Extending the period during which people can receive unemployment benefits – an approach on which Bush and the Democrats generally agree – would spur spending in the same way, Marston says. But adding on to the standard 26-week benefit period could mean the additional spending by people losing their jobs this fall would not kick in until well into 2002. That might be too late, he adds.

Timing, Marston points out, is also a problem with government-funded rebuilding, since much of that money will not be spent for years. “It’s not something that will stimulate the economy. An awful lot of that money will not be spent during the downturn. It will be spent later.” Additional spending that comes after the recovery could have a negative effect, spurring inflation, he says.

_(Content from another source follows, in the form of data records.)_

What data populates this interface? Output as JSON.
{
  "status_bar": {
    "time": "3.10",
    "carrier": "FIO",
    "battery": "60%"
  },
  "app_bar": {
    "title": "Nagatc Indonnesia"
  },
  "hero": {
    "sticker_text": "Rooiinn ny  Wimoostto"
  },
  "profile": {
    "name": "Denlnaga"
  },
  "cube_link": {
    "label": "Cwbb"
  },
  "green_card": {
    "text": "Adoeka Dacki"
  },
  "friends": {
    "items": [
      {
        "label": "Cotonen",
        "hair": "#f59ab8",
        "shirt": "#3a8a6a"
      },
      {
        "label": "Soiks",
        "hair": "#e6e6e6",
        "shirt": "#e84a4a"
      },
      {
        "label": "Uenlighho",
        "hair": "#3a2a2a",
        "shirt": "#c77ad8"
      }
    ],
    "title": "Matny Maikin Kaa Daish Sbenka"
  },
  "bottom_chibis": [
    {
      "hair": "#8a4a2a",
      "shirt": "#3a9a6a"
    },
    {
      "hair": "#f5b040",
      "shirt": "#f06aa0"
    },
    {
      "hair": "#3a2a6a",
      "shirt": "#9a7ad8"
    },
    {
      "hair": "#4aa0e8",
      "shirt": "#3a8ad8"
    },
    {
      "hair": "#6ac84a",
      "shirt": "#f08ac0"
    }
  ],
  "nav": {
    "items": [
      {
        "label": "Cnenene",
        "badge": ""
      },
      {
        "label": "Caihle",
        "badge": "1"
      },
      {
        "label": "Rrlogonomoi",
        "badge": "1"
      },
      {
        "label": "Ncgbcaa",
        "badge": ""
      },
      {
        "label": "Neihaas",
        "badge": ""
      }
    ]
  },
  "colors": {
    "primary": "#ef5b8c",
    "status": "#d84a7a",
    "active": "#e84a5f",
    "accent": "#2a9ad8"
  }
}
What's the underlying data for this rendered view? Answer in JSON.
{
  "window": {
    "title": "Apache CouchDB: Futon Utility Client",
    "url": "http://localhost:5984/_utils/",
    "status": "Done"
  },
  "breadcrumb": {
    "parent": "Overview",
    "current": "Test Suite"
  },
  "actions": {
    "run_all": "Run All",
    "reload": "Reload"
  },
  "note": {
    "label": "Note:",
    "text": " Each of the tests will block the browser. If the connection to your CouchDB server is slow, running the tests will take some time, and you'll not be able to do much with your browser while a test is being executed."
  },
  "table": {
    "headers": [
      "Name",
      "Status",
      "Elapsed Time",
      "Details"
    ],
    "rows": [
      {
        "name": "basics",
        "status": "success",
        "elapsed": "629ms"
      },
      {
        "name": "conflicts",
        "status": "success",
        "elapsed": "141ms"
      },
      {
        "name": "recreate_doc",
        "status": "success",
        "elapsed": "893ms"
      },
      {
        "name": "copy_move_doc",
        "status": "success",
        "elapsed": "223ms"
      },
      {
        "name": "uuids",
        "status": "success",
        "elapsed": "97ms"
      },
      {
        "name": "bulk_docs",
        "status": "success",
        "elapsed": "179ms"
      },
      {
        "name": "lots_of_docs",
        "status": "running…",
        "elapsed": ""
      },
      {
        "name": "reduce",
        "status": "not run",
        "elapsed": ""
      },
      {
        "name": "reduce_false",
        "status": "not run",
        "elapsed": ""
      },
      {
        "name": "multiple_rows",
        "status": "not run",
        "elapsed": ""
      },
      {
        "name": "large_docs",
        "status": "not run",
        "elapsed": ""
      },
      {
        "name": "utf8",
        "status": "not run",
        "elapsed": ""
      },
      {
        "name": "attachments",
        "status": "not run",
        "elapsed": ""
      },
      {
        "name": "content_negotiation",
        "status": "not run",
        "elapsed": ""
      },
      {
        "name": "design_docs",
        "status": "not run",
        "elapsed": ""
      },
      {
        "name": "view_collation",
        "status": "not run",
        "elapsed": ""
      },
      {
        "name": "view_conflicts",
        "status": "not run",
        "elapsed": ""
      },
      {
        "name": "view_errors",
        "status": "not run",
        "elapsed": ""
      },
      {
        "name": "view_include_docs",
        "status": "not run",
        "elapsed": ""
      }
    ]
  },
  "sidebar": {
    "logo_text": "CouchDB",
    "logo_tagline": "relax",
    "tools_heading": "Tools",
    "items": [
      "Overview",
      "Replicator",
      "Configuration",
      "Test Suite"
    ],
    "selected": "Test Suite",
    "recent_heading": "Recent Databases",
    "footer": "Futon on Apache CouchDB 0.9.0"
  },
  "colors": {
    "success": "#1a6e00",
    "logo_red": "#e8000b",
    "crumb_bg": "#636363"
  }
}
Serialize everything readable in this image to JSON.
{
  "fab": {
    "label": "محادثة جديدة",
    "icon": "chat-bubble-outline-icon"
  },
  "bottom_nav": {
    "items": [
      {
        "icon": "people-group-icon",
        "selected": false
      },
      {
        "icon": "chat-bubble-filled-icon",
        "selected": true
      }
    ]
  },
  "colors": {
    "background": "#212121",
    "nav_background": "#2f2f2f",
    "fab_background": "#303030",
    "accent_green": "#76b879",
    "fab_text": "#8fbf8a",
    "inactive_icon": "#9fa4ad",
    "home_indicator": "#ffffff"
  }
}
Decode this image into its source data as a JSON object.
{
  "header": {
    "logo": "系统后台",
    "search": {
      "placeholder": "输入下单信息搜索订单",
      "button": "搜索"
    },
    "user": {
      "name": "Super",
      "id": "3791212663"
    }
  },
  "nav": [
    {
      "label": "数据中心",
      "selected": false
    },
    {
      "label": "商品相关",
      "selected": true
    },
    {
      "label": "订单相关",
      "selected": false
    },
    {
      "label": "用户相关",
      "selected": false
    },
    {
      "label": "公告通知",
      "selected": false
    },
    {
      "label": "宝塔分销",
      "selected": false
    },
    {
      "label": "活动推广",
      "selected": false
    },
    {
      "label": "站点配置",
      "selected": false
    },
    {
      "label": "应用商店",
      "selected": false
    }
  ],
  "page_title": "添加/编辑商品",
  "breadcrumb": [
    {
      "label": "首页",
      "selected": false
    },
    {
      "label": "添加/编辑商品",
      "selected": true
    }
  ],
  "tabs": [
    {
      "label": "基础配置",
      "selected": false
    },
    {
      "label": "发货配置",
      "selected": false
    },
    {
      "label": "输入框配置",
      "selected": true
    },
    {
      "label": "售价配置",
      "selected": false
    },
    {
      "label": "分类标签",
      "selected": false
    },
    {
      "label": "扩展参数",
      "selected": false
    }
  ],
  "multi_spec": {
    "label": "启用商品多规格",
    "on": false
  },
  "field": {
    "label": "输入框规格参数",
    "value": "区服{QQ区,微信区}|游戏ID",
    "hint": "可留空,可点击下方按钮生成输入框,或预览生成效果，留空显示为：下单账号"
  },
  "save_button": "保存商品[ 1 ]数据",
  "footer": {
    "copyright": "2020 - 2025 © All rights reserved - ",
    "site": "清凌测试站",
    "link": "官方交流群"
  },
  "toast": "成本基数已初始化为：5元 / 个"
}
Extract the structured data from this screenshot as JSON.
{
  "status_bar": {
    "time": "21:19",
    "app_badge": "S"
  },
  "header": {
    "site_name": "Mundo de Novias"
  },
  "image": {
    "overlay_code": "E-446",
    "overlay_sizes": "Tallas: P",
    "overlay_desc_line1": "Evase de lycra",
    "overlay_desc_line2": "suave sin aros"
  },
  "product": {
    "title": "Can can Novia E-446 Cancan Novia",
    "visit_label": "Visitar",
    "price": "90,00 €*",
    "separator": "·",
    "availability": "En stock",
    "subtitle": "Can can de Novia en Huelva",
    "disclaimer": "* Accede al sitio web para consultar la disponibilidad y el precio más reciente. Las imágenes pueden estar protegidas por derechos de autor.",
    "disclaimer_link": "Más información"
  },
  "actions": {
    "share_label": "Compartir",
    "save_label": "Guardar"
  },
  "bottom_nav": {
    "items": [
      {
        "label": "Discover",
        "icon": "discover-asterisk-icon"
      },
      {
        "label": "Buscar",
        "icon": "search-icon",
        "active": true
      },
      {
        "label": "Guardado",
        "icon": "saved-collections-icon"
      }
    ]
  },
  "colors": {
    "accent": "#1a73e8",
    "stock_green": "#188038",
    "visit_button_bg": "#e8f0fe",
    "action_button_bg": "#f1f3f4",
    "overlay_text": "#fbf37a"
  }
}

Similarly, permanent tax cuts may stimulate spending too late. The ideal approach, according to Marston, would be a temporary tax cut or spending incentive that would have value only over the period in which additional spending is needed. “Clearly, if we’re doing a tax measure what we ought to be doing is talking about something that will cause business to invest more now, and, if they don’t do it now, it goes away,” he says, adding that this could be accomplished with a temporary tax credit.

If President Bush prevails with his tax-cut proposals, how much of the cuts would result in new spending?

Wharton finance professor Nicholas S. Souleles has found that 30 to 60% of the money people receive in income tax refunds gets spent over the following three months. “That’s a relatively large effect,” he says. In another study, focusing on the income tax cuts of the Reagan years, he found that 60 to 90% of the tax savings were spent. Research done at Princeton shows that people were very likely to spend most of the money that became available after they hit the ceiling on annual Social Security withholdings, Souleles says.

Taxpayers thus appeared more likely to spend the relatively small tax savings they received in regular paychecks. Large refund checks apparently seemed big enough to be worth saving. The three studies suggest that the most economic stimulus would come from permanent cuts in tax withholding rather than one-time refunds, Souleles says.

Clearly, there’s no unanimous view about how a stimulus package should be designed for the current slowdown. But most experts do agree that the stimulus should come sooner rather than later.